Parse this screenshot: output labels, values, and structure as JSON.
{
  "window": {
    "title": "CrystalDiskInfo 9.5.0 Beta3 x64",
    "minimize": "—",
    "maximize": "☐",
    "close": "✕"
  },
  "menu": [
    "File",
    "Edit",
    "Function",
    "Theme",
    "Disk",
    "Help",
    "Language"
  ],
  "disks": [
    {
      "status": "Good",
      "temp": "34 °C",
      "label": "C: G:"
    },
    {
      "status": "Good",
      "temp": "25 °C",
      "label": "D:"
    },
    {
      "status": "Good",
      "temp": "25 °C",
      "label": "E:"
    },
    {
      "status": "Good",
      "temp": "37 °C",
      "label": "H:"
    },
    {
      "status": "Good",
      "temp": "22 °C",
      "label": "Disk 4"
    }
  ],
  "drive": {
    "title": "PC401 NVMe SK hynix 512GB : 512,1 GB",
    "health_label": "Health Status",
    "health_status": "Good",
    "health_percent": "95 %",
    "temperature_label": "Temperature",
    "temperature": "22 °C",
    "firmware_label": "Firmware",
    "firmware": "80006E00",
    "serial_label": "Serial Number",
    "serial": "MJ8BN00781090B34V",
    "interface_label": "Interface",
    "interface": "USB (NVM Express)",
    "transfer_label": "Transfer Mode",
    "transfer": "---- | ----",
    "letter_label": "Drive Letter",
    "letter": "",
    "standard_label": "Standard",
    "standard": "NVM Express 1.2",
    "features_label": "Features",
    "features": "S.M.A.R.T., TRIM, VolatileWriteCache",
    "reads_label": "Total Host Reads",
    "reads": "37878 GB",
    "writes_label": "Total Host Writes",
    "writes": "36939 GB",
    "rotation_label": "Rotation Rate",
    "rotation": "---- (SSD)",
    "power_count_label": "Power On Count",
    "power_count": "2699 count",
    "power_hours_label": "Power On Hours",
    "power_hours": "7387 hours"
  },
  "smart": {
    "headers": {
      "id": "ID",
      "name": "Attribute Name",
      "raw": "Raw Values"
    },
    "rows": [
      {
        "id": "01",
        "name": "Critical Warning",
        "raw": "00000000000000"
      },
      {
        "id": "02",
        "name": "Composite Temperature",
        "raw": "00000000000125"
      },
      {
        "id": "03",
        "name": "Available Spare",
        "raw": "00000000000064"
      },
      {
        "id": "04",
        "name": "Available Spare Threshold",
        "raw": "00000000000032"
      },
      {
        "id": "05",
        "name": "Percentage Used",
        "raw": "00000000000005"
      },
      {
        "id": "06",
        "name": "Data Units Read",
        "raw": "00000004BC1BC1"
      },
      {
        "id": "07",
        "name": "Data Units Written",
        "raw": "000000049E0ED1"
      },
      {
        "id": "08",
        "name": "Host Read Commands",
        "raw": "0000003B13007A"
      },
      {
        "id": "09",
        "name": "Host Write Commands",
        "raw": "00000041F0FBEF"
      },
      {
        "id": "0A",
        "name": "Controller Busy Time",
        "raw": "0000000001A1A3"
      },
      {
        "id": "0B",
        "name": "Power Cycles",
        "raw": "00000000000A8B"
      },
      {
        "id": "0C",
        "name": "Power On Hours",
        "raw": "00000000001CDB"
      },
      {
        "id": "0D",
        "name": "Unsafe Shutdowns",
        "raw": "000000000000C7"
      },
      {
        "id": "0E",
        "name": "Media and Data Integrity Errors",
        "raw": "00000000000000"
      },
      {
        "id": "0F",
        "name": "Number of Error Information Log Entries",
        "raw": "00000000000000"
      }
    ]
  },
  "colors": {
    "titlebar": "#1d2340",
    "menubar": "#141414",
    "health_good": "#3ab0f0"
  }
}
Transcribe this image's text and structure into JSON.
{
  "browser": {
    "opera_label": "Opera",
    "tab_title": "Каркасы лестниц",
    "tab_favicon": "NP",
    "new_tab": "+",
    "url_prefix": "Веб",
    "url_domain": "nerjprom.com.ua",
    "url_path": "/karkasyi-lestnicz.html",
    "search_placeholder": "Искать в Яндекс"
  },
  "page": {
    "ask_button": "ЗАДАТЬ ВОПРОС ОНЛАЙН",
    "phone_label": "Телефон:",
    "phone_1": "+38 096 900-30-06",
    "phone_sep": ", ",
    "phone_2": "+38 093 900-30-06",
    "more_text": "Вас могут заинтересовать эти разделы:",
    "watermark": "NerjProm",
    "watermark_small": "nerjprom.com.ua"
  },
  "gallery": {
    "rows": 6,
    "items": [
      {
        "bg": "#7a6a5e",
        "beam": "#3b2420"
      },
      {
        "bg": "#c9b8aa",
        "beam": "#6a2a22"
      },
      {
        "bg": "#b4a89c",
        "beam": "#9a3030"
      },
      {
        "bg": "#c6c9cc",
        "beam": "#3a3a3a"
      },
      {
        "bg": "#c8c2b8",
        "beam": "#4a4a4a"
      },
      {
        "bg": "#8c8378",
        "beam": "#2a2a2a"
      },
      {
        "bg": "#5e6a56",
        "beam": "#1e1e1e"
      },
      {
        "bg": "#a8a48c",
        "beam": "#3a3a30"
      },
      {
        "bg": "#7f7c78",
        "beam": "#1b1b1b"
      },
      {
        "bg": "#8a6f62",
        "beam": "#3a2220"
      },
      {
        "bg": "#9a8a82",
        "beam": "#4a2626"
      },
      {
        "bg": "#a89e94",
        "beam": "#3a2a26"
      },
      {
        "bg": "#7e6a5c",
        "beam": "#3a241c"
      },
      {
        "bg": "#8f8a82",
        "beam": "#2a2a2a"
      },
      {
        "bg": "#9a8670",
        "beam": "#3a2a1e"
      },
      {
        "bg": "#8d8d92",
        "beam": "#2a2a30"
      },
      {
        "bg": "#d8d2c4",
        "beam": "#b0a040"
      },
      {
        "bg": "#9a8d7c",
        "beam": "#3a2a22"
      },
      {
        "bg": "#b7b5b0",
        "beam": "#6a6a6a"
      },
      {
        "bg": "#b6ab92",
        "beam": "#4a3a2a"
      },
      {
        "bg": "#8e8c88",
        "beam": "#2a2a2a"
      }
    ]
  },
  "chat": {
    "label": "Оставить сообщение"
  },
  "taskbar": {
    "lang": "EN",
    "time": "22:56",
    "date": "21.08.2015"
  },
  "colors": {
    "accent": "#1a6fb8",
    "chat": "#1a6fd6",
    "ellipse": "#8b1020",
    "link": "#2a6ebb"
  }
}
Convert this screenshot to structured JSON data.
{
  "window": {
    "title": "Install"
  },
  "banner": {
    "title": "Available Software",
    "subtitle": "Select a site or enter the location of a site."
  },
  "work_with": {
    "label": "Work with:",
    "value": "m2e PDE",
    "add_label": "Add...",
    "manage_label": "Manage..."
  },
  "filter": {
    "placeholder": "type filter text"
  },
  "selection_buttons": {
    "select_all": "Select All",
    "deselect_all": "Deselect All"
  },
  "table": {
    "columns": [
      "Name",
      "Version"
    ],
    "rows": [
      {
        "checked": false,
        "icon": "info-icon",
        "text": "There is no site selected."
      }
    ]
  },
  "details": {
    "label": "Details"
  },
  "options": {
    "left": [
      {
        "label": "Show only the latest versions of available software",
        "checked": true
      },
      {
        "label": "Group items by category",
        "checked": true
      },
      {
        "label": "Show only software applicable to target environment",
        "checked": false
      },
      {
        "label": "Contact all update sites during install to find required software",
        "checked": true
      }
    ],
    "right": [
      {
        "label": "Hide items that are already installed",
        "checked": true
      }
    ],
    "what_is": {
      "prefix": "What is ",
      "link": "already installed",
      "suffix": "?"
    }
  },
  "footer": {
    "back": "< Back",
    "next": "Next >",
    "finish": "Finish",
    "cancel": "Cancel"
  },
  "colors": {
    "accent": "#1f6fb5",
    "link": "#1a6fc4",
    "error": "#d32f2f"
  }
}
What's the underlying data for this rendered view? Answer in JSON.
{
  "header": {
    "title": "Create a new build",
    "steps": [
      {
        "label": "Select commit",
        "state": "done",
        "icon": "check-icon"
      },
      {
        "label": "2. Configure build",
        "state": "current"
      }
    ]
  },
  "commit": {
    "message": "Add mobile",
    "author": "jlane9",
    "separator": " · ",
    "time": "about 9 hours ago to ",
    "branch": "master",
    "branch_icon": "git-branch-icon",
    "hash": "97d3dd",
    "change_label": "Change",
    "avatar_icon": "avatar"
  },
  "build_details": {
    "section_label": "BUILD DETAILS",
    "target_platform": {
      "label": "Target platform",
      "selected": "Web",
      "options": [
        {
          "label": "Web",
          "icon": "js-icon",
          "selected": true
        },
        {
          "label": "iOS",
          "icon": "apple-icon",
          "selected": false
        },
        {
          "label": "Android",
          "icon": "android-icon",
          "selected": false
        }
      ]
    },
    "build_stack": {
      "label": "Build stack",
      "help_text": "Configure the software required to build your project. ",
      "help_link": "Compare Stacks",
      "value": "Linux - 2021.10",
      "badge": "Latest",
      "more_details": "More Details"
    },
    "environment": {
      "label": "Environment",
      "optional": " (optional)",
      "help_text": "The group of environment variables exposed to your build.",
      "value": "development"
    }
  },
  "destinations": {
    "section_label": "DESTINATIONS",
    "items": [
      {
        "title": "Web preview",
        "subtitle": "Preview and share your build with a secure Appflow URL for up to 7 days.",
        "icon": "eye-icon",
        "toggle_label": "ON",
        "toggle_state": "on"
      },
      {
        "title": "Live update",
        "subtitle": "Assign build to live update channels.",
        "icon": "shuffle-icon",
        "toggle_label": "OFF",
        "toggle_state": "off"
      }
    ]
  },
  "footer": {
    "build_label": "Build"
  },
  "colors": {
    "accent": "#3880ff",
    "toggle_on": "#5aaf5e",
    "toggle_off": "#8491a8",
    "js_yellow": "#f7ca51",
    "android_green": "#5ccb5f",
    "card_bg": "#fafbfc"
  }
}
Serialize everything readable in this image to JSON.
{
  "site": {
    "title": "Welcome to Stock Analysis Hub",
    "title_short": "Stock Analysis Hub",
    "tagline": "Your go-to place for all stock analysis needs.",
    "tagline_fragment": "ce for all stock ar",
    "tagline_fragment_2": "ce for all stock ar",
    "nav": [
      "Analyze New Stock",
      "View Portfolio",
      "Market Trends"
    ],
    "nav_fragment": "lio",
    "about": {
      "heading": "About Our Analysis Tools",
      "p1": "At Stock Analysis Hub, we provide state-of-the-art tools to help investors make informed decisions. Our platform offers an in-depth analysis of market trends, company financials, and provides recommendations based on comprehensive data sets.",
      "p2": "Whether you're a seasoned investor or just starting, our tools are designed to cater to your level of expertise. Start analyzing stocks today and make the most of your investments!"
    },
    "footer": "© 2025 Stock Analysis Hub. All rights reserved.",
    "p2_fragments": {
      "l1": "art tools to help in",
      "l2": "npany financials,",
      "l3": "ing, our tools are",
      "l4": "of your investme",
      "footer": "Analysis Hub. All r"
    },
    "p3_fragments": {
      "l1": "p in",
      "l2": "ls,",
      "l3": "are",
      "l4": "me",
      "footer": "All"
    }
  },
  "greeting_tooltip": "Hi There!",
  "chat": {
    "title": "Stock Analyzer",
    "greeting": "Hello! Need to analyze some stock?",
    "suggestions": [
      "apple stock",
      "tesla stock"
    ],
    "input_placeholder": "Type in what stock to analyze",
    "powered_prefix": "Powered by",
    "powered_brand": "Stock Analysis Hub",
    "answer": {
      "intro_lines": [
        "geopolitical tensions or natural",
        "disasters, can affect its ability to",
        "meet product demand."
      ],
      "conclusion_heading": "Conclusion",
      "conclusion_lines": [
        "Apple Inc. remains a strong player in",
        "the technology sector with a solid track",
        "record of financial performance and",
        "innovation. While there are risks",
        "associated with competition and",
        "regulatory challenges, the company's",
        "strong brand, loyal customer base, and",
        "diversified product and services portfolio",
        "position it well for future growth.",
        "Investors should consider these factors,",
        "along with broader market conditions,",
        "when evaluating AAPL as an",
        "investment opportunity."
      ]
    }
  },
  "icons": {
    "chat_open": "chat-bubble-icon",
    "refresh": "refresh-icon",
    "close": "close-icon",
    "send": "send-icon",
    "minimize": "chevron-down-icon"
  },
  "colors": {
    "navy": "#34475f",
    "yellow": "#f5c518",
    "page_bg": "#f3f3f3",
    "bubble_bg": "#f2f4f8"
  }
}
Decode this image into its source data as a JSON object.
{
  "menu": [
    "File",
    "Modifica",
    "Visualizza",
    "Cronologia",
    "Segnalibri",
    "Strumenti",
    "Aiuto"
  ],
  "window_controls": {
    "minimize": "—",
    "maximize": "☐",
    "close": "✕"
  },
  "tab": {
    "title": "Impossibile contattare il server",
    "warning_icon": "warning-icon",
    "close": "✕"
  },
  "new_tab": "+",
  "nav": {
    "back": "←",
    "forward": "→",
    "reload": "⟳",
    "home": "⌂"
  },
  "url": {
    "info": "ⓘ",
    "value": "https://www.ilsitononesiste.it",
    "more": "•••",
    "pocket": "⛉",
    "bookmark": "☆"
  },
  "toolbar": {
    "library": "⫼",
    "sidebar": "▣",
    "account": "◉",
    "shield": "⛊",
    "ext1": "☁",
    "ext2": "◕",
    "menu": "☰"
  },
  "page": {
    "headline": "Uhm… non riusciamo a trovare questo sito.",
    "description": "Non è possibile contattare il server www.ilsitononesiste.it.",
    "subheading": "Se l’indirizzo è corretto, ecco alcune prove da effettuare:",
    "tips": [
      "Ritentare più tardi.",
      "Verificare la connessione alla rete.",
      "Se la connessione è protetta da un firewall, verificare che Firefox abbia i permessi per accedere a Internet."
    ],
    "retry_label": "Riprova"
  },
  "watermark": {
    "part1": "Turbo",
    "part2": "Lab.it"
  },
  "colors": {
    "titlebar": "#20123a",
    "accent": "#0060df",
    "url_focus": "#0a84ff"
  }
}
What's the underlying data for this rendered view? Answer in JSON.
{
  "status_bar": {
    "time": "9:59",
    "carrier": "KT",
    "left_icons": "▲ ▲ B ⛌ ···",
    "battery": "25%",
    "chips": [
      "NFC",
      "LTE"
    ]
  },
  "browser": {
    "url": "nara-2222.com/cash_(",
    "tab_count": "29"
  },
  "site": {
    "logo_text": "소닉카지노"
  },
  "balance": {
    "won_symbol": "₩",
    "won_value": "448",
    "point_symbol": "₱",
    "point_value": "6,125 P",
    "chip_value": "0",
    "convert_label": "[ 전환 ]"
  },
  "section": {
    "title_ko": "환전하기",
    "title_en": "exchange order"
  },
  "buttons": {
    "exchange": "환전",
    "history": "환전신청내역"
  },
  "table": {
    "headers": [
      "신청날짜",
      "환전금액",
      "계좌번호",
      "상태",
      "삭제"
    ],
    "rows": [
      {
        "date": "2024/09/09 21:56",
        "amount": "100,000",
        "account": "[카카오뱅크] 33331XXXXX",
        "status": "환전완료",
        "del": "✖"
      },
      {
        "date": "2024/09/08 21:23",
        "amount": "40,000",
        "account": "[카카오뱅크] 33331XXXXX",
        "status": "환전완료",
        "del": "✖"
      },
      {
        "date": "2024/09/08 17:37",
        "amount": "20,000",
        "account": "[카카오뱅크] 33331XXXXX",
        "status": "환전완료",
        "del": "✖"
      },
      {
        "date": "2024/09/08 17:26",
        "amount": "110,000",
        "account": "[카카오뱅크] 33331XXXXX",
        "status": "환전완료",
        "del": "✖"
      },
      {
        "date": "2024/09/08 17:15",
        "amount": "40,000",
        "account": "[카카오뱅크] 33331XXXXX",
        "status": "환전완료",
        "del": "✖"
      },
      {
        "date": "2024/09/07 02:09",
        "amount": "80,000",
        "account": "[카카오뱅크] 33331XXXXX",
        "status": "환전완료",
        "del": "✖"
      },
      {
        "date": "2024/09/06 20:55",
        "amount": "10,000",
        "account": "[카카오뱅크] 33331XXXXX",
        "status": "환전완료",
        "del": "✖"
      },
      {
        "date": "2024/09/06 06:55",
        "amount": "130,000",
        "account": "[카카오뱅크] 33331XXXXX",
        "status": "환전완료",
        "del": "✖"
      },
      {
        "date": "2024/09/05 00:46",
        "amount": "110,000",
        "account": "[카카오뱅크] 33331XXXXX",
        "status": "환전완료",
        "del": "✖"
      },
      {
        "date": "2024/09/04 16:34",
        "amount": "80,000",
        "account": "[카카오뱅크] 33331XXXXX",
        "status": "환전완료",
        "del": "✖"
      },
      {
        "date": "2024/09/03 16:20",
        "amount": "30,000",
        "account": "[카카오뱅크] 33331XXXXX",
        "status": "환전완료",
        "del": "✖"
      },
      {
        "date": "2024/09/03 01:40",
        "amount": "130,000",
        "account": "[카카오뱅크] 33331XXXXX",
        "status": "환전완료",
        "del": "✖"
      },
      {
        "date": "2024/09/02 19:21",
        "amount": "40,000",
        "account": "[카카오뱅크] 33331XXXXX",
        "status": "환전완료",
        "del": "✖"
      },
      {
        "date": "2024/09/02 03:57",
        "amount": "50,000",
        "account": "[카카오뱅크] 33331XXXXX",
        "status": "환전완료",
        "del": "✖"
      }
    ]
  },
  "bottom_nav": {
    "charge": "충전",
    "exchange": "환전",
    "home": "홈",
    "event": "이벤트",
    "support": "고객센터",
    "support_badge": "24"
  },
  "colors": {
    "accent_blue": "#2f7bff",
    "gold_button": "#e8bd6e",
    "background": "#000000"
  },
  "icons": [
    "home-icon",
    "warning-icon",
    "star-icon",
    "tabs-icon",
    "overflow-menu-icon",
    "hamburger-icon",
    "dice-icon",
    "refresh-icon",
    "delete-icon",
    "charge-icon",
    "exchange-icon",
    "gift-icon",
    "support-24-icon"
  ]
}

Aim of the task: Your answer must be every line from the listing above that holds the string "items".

Task solution:
    "items": [
        "label": "Group items by category",
        "label": "Hide items that are already installed",
    "items": [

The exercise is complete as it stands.